● **How to complete this task**
The answer must be every entry, retyped without a single difference.

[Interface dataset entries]

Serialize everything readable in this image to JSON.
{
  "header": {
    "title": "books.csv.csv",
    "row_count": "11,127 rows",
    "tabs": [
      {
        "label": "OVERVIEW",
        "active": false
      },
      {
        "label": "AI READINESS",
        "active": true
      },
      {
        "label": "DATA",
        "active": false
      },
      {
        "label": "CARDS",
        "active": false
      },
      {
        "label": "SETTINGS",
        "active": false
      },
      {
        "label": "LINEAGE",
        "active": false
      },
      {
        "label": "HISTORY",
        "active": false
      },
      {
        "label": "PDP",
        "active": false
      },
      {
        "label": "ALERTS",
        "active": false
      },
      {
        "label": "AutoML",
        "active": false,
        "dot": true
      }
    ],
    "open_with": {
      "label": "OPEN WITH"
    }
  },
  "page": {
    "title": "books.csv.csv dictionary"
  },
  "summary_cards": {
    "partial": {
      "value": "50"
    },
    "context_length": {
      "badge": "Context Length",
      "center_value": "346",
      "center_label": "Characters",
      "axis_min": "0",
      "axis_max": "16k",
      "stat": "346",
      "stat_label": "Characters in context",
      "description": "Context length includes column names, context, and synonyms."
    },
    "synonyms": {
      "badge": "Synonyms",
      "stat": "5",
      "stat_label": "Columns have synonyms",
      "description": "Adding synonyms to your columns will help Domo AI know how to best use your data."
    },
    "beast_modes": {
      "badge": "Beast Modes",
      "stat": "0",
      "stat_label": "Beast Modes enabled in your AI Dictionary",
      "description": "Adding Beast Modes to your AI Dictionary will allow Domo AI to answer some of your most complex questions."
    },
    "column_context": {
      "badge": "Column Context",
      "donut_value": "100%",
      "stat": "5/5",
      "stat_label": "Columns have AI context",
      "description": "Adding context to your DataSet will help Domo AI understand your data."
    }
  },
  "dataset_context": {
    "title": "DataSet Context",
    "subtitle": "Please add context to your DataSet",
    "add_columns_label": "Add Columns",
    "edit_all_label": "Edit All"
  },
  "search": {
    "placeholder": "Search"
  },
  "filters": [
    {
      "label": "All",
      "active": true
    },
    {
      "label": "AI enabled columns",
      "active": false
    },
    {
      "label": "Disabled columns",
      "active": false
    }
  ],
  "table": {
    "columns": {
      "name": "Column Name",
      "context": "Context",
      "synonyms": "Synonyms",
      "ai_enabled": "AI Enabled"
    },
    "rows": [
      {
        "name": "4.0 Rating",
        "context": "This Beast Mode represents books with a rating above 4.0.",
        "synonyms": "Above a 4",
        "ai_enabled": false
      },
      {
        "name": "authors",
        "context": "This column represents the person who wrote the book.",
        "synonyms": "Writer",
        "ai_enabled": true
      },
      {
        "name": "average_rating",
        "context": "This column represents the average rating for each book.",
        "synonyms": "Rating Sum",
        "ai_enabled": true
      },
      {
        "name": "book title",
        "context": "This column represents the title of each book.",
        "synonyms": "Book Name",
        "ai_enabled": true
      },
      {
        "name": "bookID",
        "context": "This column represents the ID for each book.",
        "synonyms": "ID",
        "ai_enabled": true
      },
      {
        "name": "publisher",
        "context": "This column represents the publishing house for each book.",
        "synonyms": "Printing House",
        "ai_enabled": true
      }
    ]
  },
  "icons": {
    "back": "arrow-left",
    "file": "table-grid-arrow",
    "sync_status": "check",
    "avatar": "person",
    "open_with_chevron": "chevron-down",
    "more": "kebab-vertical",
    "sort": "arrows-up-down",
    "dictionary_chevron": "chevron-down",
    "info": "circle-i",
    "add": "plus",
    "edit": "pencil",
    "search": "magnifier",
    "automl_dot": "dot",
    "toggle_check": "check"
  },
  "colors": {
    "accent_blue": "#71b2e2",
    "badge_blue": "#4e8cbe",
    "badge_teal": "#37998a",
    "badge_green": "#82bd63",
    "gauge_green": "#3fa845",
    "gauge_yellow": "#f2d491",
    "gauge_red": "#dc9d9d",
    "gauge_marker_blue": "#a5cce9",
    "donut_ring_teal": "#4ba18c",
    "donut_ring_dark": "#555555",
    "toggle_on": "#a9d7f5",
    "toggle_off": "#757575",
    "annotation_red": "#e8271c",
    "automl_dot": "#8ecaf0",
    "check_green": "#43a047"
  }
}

● **Task answer**
Serialize everything readable in this image to JSON.
{
  "header": {
    "title": "books.csv.csv",
    "row_count": "11,127 rows",
    "tabs": [
      {
        "label": "OVERVIEW",
        "active": false
      },
      {
        "label": "AI READINESS",
        "active": true
      },
      {
        "label": "DATA",
        "active": false
      },
      {
        "label": "CARDS",
        "active": false
      },
      {
        "label": "SETTINGS",
        "active": false
      },
      {
        "label": "LINEAGE",
        "active": false
      },
      {
        "label": "HISTORY",
        "active": false
      },
      {
        "label": "PDP",
        "active": false
      },
      {
        "label": "ALERTS",
        "active": false
      },
      {
        "label": "AutoML",
        "active": false,
        "dot": true
      }
    ],
    "open_with": {
      "label": "OPEN WITH"
    }
  },
  "page": {
    "title": "books.csv.csv dictionary"
  },
  "summary_cards": {
    "partial": {
      "value": "50"
    },
    "context_length": {
      "badge": "Context Length",
      "center_value": "346",
      "center_label": "Characters",
      "axis_min": "0",
      "axis_max": "16k",
      "stat": "346",
      "stat_label": "Characters in context",
      "description": "Context length includes column names, context, and synonyms."
    },
    "synonyms": {
      "badge": "Synonyms",
      "stat": "5",
      "stat_label": "Columns have synonyms",
      "description": "Adding synonyms to your columns will help Domo AI know how to best use your data."
    },
    "beast_modes": {
      "badge": "Beast Modes",
      "stat": "0",
      "stat_label": "Beast Modes enabled in your AI Dictionary",
      "description": "Adding Beast Modes to your AI Dictionary will allow Domo AI to answer some of your most complex questions."
    },
    "column_context": {
      "badge": "Column Context",
      "donut_value": "100%",
      "stat": "5/5",
      "stat_label": "Columns have AI context",
      "description": "Adding context to your DataSet will help Domo AI understand your data."
    }
  },
  "dataset_context": {
    "title": "DataSet Context",
    "subtitle": "Please add context to your DataSet",
    "add_columns_label": "Add Columns",
    "edit_all_label": "Edit All"
  },
  "search": {
    "placeholder": "Search"
  },
  "filters": [
    {
      "label": "All",
      "active": true
    },
    {
      "label": "AI enabled columns",
      "active": false
    },
    {
      "label": "Disabled columns",
      "active": false
    }
  ],
  "table": {
    "columns": {
      "name": "Column Name",
      "context": "Context",
      "synonyms": "Synonyms",
      "ai_enabled": "AI Enabled"
    },
    "rows": [
      {
        "name": "4.0 Rating",
        "context": "This Beast Mode represents books with a rating above 4.0.",
        "synonyms": "Above a 4",
        "ai_enabled": false
      },
      {
        "name": "authors",
        "context": "This column represents the person who wrote the book.",
        "synonyms": "Writer",
        "ai_enabled": true
      },
      {
        "name": "average_rating",
        "context": "This column represents the average rating for each book.",
        "synonyms": "Rating Sum",
        "ai_enabled": true
      },
      {
        "name": "book title",
        "context": "This column represents the title of each book.",
        "synonyms": "Book Name",
        "ai_enabled": true
      },
      {
        "name": "bookID",
        "context": "This column represents the ID for each book.",
        "synonyms": "ID",
        "ai_enabled": true
      },
      {
        "name": "publisher",
        "context": "This column represents the publishing house for each book.",
        "synonyms": "Printing House",
        "ai_enabled": true
      }
    ]
  },
  "icons": {
    "back": "arrow-left",
    "file": "table-grid-arrow",
    "sync_status": "check",
    "avatar": "person",
    "open_with_chevron": "chevron-down",
    "more": "kebab-vertical",
    "sort": "arrows-up-down",
    "dictionary_chevron": "chevron-down",
    "info": "circle-i",
    "add": "plus",
    "edit": "pencil",
    "search": "magnifier",
    "automl_dot": "dot",
    "toggle_check": "check"
  },
  "colors": {
    "accent_blue": "#71b2e2",
    "badge_blue": "#4e8cbe",
    "badge_teal": "#37998a",
    "badge_green": "#82bd63",
    "gauge_green": "#3fa845",
    "gauge_yellow": "#f2d491",
    "gauge_red": "#dc9d9d",
    "gauge_marker_blue": "#a5cce9",
    "donut_ring_teal": "#4ba18c",
    "donut_ring_dark": "#555555",
    "toggle_on": "#a9d7f5",
    "toggle_off": "#757575",
    "annotation_red": "#e8271c",
    "automl_dot": "#8ecaf0",
    "check_green": "#43a047"
  }
}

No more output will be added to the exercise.